Contributions of Mass Spectrometry in the Diagnosis and Management of Hypothalamic–pituitary–adrenal Axis Disorders

Video   Mar 31, 2015

 

Mass spectrometry can be useful to overcome many of the limitations of immunoassays, which are mainly but not only due to cross-reactivity with structurally related compounds. The talk will discuss how the improvements in the measurement of glucocorticoids and mineralocorticoids obtainable by well validated mass spectrometry methods are translated into clinical relevant information for the evaluation and management of hypothalamic-pituitary-adrenal axis disorders. Among others, mass spectrometry may be useful to avoid clinical uncertainties derived from immunoassay based results and, at the same time, it allows the obtaining of a more complete view of the steroidogenic status of the patients by means of steroid profiling.

 
 
 
 

Recommended Videos
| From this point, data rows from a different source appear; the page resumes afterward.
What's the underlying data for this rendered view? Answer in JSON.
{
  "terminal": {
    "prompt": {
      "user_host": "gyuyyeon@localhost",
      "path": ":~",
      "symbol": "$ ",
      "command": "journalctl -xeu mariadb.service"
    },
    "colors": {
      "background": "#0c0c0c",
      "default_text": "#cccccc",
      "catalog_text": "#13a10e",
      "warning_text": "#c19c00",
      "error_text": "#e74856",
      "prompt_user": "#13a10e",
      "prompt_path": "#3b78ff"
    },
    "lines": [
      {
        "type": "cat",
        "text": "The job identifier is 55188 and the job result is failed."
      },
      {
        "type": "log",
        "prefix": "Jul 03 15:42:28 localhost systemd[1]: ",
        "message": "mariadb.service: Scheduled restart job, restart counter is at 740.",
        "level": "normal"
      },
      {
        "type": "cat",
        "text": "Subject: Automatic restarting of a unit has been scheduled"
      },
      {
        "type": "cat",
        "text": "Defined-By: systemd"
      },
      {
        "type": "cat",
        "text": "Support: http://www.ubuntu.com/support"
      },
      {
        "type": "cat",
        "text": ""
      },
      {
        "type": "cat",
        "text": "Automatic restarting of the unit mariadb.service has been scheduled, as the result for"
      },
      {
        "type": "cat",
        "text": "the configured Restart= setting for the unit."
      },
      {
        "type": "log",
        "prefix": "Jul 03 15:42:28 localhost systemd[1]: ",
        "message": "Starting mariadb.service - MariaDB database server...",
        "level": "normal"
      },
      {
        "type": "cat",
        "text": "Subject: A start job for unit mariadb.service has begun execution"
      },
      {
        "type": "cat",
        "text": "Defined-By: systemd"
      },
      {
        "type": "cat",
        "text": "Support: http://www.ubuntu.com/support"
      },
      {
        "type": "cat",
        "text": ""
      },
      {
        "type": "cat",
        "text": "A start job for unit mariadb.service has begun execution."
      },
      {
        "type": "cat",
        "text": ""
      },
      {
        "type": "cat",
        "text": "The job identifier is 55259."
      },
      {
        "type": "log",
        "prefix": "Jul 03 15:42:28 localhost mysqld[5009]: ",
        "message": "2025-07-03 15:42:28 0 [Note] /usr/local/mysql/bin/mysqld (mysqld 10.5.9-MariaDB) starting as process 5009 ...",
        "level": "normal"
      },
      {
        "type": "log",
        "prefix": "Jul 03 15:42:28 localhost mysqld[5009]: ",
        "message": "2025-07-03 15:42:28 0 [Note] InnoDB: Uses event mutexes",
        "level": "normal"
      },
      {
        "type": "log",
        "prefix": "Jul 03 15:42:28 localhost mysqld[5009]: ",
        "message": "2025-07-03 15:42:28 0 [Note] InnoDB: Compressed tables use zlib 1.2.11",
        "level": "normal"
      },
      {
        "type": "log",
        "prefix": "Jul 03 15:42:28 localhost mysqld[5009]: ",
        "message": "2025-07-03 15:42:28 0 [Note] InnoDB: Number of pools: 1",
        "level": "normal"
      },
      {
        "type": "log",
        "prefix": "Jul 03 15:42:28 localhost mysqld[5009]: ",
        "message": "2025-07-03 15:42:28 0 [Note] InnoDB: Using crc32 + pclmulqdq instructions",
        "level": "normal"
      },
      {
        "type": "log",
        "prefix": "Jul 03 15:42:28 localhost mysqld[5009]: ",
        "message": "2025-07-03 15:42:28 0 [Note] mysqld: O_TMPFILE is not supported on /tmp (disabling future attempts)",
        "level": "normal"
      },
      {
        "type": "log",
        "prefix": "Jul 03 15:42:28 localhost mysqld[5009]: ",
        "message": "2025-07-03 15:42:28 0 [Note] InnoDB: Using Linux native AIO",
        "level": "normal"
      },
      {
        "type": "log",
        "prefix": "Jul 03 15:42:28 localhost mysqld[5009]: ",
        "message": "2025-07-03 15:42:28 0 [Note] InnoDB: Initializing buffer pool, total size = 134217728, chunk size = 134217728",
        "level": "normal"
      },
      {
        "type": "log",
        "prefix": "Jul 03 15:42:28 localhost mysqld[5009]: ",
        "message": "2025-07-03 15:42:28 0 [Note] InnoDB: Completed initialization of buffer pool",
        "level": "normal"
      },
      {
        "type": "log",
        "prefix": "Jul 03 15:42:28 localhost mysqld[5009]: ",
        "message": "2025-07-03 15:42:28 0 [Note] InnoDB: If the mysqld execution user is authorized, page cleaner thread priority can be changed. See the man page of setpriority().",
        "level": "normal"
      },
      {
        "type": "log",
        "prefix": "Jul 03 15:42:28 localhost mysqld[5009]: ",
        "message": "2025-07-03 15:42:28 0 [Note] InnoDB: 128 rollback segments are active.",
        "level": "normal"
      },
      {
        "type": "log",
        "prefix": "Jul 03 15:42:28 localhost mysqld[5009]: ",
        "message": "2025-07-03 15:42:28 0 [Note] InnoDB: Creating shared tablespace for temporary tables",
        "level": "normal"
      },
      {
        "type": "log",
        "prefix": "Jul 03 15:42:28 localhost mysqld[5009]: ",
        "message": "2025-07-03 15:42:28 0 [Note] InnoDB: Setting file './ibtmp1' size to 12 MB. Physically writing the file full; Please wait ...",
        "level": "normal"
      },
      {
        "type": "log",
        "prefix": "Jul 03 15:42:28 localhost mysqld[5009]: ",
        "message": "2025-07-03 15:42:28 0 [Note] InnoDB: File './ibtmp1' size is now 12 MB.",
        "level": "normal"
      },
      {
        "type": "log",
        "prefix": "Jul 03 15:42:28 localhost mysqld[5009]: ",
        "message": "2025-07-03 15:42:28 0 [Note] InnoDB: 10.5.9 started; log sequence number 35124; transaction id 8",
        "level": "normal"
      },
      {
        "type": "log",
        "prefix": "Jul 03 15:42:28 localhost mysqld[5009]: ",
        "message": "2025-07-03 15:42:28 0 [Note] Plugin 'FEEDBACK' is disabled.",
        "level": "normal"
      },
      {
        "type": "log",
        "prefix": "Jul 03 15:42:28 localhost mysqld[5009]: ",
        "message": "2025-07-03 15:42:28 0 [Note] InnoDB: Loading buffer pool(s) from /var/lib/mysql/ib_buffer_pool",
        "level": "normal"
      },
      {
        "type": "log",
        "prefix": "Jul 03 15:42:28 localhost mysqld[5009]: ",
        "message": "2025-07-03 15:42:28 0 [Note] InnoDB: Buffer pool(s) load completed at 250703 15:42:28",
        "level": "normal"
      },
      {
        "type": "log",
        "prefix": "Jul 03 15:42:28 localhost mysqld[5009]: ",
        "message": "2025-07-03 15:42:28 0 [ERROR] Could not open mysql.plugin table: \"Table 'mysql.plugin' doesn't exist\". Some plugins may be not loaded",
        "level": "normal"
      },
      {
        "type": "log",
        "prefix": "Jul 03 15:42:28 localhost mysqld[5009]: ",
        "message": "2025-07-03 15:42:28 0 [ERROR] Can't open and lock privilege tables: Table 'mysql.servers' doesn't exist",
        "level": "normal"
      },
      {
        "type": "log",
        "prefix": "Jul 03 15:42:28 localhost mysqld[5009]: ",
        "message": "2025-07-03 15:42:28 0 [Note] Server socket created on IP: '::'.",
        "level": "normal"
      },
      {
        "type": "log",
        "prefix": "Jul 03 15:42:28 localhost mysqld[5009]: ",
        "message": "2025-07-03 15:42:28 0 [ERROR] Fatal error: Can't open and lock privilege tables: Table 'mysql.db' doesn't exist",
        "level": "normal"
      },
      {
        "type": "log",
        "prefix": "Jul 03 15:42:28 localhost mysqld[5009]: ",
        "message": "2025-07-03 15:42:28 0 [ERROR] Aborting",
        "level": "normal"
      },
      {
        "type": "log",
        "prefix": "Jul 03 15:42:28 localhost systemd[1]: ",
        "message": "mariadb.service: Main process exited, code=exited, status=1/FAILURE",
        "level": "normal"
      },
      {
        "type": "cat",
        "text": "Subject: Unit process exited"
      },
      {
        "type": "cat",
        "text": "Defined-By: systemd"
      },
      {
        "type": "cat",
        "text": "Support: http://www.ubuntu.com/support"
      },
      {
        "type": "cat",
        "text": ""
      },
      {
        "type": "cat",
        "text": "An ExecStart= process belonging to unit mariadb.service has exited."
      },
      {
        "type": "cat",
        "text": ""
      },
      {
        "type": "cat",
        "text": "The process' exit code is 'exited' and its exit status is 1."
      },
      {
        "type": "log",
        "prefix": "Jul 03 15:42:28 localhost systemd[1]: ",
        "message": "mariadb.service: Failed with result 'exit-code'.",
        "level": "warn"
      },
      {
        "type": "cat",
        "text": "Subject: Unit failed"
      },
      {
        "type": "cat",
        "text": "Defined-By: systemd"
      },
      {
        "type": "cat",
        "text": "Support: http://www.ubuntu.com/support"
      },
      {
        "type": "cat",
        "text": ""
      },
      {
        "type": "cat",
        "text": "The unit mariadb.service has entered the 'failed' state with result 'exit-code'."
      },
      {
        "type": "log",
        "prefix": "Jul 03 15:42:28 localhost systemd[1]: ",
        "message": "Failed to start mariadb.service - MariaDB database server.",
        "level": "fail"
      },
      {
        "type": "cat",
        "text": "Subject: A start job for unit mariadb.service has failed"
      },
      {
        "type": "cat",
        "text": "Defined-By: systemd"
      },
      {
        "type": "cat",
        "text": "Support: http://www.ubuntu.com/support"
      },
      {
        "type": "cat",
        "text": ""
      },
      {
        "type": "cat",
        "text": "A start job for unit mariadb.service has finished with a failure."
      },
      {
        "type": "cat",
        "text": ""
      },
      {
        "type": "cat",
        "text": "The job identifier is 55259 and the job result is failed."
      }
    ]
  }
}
How 2D-LC is Used in Forensic Science at Boston University Medical School - Behind the Science

Video

The focus of a forensic toxicology laboratory is to determine the presence or absence of drugs in biological samples. Often times when it comes to drug testing, the sensitivity of the analytical method is critical because scientists need to detect chemical compounds in very small amounts. Multidimensional liquid chromatography (2DLC) is one option forensics labs can use to test biological samples, such as urine, blood, oral fluid, hair, to determine if an illicit drug or toxin played a role in a person's death.

WATCH NOW
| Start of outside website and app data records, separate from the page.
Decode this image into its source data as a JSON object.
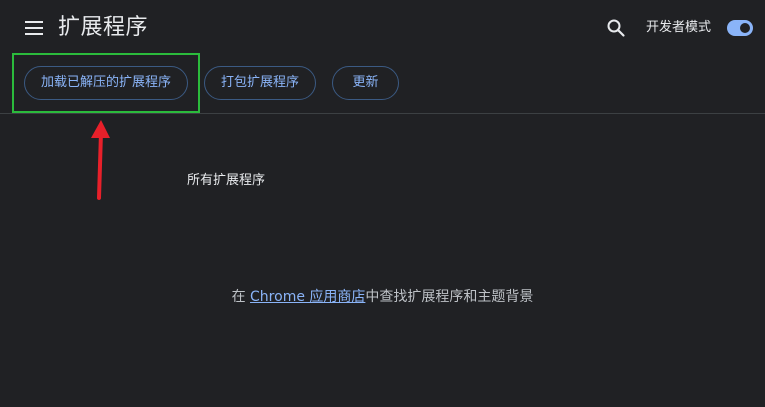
{
  "header": {
    "title": "扩展程序",
    "menu_icon": "hamburger-menu-icon",
    "search_icon": "search-icon",
    "developer_mode_label": "开发者模式",
    "developer_mode_on": true
  },
  "toolbar": {
    "load_unpacked_label": "加载已解压的扩展程序",
    "pack_label": "打包扩展程序",
    "update_label": "更新"
  },
  "main": {
    "section_label": "所有扩展程序",
    "store_prefix": "在 ",
    "store_link_label": "Chrome 应用商店",
    "store_suffix": "中查找扩展程序和主题背景"
  },
  "annotation": {
    "highlight_color": "#2bbb3c",
    "arrow_color": "#e8202a"
  },
  "colors": {
    "background": "#202124",
    "accent": "#8ab4f8",
    "text": "#e8eaed"
  }
}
Exploring Multiple Dimensions in the Forensics of “Space Candy” with Boston Uni. - Behind the Science

Video

In forensic toxicology laboratories, the accuracy and precision of an analytical technique are essential in determining what drugs or chemicals may have played a role in an individual's death. Is it possible to use one analytical technique to test a variety of different matrices - liquid or solid?

WATCH NOW

Can Bones Tell Us About Drug Use? How Boston Univ. Tests Solid Samples by 2DLC - Behind the Science

Video

Forensic toxicology chemists face particularly difficult challenges in getting good data from post-mortem specimen when soft tissue and bone have gone through decomposition. Jen visits with Sabra Botch-Jones, an assistant professor at Boston University School of Medicine's Biomedical Forensic Sciences department at their outdoor decompositional facility to learn how they test skeletal remains for drugs.

WATCH NOW

 

Like what you just watched? You can find similar content on the communities below.

Analysis & Separations Diagnostics

To personalize the content you see on Technology Networks homepage, Log In or Subscribe for Free

LOGIN SUBSCRIBE FOR FREE

We've updated our Privacy Policy to make it clearer how we use your personal data.

We use cookies to provide you with a better experience, read our Cookie Policy